Tunisian coast guard struggles to rein in illegal migrant boats

Tunisian coast guard struggles to rein in illegal migrant boats
Debris from a migrant boat that sank off the Greek island of Cythera. (AFP)
Short Url
Updated 08 October 2022

Tunisian coast guard struggles to rein in illegal migrant boats

Tunisian coast guard struggles to rein in illegal migrant boats
  • African country has long been launchpad for people fleeing poverty and seeking refuge in Europe

SFAX: As dawn breaks over the Mediterranean, Tunisian coast guards intercept a flimsy craft packed with migrants, bringing their dream of reaching Europe to an end — for now.

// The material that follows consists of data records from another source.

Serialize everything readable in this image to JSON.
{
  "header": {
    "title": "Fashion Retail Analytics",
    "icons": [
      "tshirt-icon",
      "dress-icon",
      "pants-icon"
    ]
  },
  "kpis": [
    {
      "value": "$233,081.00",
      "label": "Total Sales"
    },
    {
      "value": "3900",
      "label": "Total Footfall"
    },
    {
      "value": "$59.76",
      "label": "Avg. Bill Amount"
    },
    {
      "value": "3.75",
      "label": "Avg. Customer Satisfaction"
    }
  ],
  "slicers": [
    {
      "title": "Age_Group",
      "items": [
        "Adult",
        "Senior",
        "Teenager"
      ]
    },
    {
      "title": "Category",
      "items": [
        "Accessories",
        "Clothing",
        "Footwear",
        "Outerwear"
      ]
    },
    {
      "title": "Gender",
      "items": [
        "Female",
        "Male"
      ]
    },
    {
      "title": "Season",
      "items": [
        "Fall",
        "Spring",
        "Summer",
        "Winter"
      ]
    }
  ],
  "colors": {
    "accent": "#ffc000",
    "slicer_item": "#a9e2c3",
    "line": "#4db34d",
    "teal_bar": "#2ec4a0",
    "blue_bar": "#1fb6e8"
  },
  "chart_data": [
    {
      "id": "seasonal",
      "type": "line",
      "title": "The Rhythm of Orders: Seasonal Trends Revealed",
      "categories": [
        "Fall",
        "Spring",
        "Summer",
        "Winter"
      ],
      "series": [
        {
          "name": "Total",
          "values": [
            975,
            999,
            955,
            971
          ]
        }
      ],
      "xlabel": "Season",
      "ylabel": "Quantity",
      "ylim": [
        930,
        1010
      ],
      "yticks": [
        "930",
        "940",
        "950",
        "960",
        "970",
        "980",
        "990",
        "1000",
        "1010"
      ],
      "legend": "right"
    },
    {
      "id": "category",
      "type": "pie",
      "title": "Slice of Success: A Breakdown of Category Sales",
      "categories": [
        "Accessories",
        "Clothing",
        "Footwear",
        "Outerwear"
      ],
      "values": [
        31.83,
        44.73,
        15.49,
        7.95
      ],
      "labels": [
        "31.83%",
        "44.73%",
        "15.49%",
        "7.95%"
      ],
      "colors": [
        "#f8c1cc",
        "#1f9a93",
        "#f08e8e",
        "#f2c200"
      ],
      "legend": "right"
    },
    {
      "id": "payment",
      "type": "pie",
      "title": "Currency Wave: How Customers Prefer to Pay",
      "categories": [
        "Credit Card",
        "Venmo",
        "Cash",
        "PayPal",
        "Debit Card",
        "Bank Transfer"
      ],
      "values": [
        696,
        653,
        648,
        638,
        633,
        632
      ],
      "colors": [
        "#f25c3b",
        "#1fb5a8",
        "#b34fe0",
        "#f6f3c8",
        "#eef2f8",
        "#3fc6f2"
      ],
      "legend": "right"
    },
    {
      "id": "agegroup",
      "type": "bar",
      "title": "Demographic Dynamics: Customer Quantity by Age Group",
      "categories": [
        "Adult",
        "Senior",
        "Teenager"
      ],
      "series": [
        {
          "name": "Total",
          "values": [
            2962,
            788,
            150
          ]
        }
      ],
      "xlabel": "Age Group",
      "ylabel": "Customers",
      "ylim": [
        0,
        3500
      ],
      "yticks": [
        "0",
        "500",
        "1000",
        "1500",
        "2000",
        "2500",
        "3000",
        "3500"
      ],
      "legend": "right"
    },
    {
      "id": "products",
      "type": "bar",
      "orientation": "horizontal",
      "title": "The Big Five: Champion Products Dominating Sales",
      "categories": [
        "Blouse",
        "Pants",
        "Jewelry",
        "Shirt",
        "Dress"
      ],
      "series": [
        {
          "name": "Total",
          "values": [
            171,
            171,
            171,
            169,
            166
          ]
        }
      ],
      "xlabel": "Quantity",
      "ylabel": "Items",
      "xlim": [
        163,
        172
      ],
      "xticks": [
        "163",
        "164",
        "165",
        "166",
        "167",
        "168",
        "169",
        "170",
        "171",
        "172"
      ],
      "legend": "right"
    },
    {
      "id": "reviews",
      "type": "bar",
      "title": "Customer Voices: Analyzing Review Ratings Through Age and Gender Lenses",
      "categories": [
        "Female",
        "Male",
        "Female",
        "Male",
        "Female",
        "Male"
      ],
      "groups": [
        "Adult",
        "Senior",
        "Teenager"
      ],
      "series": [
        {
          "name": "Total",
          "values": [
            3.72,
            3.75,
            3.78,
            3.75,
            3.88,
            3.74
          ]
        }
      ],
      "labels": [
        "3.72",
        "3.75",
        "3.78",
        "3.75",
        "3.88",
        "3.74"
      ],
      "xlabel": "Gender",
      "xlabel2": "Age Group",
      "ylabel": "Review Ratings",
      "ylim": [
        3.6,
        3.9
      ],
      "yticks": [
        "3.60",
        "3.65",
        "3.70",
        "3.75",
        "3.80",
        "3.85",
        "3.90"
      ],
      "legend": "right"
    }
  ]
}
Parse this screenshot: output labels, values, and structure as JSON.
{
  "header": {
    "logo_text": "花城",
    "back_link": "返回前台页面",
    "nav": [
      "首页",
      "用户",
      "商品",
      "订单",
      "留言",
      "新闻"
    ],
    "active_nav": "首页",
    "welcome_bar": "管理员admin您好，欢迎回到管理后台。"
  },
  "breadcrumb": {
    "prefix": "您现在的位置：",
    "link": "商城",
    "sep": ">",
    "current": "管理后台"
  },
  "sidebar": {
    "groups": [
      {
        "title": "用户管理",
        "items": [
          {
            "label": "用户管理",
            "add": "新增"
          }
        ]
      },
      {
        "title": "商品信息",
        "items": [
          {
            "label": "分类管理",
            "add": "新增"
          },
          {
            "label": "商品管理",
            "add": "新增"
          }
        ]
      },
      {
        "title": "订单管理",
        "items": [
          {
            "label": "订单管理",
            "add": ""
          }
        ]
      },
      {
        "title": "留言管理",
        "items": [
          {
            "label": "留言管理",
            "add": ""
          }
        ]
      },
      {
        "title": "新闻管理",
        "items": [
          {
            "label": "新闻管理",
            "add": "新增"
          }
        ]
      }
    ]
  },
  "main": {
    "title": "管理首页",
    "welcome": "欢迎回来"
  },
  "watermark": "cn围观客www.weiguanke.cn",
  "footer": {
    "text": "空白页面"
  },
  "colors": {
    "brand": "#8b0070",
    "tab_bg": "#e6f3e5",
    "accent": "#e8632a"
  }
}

“This is your final warning: stop!” an officer shouts.

Some two dozen migrants, wearing inflated inner tubes as makeshift life preservers, look downcast as they realize the game is up.

But Fatim, an 18-year-old from the Ivory Coast who spent a year working as a cleaner in Tunis to raise €1,250 ($1,100) in smugglers’ fees, says she will try again.

She sobs as she clambers from the rusty home-made vessel onto the coast guards’ modest speedboat.

“I don’t want to stay in Tunisia,” she says. “Life here is hard.”

The North African country, just 130 km from Italy’s Lampedusa island, has long been a launchpad for people fleeing violence and poverty across the continent and seeking refuge in Europe.

In May last year Tunis signed a deal with Rome, which agreed to supply economic aid in exchange for Tunisian efforts to stem clandestine migration.

But while the Tunisian authorities intercept thousands of migrants a year, most are released once they are back on Tunisian soil, where few want to stay.

“If I found another boat I’d leave again straight away — I’ll never give up,” said Guinean migrant Ali, 20, after he was released at Sfax port.

In just one night early this week, the coast guard intercepted 130 African migrants, including children and babies, on four craft attempting the crossing from the central region of Sfax.

Idia Sow, a 26-year-old Guinean suffering the after-effects of a stroke, said she had paid smugglers €1,560 for places for herself and her three-month-old baby on an inflatable boat headed for Lampedusa.

The migrants are taken back to the port in the provincial capital of the same name, their details are recorded — and then they are released.

Officials say the coast guard lacks the resources to halt the flow.

“We’re in a vicious cycle. We make enormous efforts to stop these migrants, but in the end they’re released and then we find them trying again,” said the patrol’s commander, Col. Major Brahim Fahmi.

Hours earlier, AFP journalists saw police officers brandishing batons and pistols clear more than 100 migrants from an area of scrubland 30 km along the coast from Sfax.

Some said they had been waiting two weeks for boats.

“This summer we hit a record of more than 17,000 migrants (intercepted off Sfax), almost double the figure in recent years,” said coast guard official Saber Younsi.

“This our role,” he said. “We have to keep doing it, but there’s been a worrying evolution.”

The demand has created one of the few thriving new industries in Tunisia: clandestine boat manufacture.

Younsi said new smuggling networks were emerging to cash in on the surging market, with demand also coming from Tunisians who have given up hope of finding decent jobs and in some cases are emigrating as entire families.

As he spoke at Sfax port, Younsi was surrounded by piles of hundreds of captured migrant boats.

According to official figures, more than 22,500 migrants have been intercepted off the Tunisian coast since the start of the year, around half of them from sub-Saharan Africa.

Some 536 people, mostly Tunisians, have been arrested on suspicion of people smuggling.

Younsi said the authorities were struggling with limited means.

“If the same trend continues, we’ll hit a point where this phenomenon gets out of control,” he said.